“Fasting for Billy,” Friend, Feb. 1998, 2
Something was different about nine-year-old Heidi after school that cold afternoon. Instead of flinging her jacket like a Frisbee, she carefully hung it on the hook. Rather than pouncing at the refrigerator like a hungry tiger, she stared quietly out the window as if she was looking at something far beyond the border of the yard.
“Well, hi there!” Mom said, hoping to get her attention.
Like a person awakened from a dream, Heidi looked at her mom and smiled. “Oh, uh, how was your day, Mom?”
Mom wiped her hands on her apron and studied Heidi’s face. “My day was fine. How was yours?”
“Well … ,” Heidi began slowly, “it was … different.”
“I believe you. You seem to be a million miles away.”
“Well, maybe not a million. But at least as far as Arkansas.”
“Arkansas is a long way from California. What started you thinking about Arkansas?”
Mom cut an apple into four pieces and offered one to Heidi, who just cradled it in her hand.

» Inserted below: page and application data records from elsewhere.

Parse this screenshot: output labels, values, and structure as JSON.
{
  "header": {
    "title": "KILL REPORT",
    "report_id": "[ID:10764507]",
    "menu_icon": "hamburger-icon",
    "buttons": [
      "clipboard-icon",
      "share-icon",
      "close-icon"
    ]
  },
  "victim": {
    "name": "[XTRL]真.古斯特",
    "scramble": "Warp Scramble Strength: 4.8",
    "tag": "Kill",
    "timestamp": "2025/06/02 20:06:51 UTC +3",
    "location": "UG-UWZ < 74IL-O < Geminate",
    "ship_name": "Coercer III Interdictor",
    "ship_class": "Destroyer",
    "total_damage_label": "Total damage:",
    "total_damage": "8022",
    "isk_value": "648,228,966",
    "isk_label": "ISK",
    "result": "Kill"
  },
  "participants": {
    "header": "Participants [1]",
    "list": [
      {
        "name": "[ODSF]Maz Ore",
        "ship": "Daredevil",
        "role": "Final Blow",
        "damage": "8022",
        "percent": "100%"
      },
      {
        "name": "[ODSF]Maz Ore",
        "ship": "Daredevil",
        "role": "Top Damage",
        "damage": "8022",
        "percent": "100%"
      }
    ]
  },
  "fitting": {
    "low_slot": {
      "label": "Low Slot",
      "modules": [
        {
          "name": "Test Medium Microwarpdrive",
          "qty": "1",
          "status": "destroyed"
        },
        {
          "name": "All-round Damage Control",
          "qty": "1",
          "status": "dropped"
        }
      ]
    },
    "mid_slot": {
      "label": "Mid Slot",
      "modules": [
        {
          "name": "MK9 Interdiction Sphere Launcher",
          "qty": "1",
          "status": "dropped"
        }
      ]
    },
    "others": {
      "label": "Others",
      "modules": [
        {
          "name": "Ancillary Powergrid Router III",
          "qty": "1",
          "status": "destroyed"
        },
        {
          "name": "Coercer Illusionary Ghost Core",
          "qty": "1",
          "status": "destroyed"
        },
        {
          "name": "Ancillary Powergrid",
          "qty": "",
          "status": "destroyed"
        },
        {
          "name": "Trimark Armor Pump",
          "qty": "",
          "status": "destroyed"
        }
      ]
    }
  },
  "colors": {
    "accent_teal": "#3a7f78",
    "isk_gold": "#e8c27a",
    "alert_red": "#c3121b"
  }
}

“There’s a new boy named Billy coming to join our class tomorrow. The teacher told us his parents were both in a car accident in Arkansas. His mother died, and his father is in a hospital, not expected to live. Billy was sent here to California to live with an uncle.” Heidi looked down at the apple she was holding. “Can you imagine being that boy, Mom?”
“No, but you’re really trying to, aren’t you?”
Heidi nodded. “I just wish that there was something I could do for him. He’s going to feel so alone tomorrow.”
“I’m sure that there are some things you can do to help. Let’s think of some.”
“I can smile at him.”
“I can show him around the school and tell him about our classroom routine.” Heidi put her chin on her hand and looked up at her mother. “But it isn’t enough. Isn’t there something special I can do?”
“Well, there is something special we can do for Billy. Something that just might be ‘enough’.”
“You and I can fast and pray for him. We can ask Heavenly Father to bless him to feel at peace in his new home and at his new school. We can also pray for his father to get well. What do you think about that?”
Heidi thought a moment about fast Sundays. She had been taught that fasting would help her feel the Spirit, but she usually just felt hungry and grumpy. She hesitated, but then something inside made her feel that it was going to be OK. She smiled at her mother. “I like that idea. Let’s do it.”
Just then, Heidi’s thirteen-year-old brother, Chris, entered the kitchen. Hearing Heidi’s last sentence, he asked, “Do what?”
Mom briefly told Chris about Billy and explained their plan. Chris said, “I’ll fast with you.”
“Wow! Really?” Heidi asked.
“Yeah, sure,” he answered, reaching for some cookies. Stopping his hand just above the cookie jar, he asked, “When do we start?”
“After dinner,” Mom answered.
The next day, Heidi came home, looking a little pale but happy.
“Wow! I thought fasting on Sundays was hard! Try playing kick ball and watching everyone else eat lunch! But you know, I believe our fasting and prayers helped Billy.”
“Oh good! Tell me about it.”
“Well, when I smiled at him, he smiled back at me. The other kids were pretty nice to him, and he seemed to have made friends with a couple of boys by the end of the day.”
“That’s great,” Mom said.
“And then—it was weird,” Heidi added. “You know how the language on the playground has been really bothering me lately?” Mom nodded, and Heidi continued, “Well, it was amazing, because I heard those same swear words but for some reason, they couldn’t get inside my mind. It was as if my brain was protected all day from getting dirty! Neat, huh?”
“That’s wonderful, Heidi,” Mom said, smiling.
“I’m really tired, but I feel happy. I hope Billy feels as peaceful as I do right now.”
Mom gave her a little hug. “I have a feeling he does.”
Chris came home, flopped into the nearest chair, and let his heavy pack thud to the floor. He leaned his head against the big cushion and closed his eyes. “When do we eat?”
“Let’s finish our fast together with a prayer. We’ll have dinner soon,” Mom suggested. “But first, tell me how your day went.”
“Well, you know how I’ve been dreading P. E. for weeks because a certain guy has been trying to shorten my life span?”
“Yes,” Mom answered, wondering what new form of violence this “gym enemy” had tried on Chris.
“I don’t know how to explain it, but today I didn’t feel any anger toward him, and he left me alone.”
As the three of them knelt to say one more prayer for Billy, Mom put her arms around her children’s shoulders. Was it her imagination, or had they both grown a little taller that day?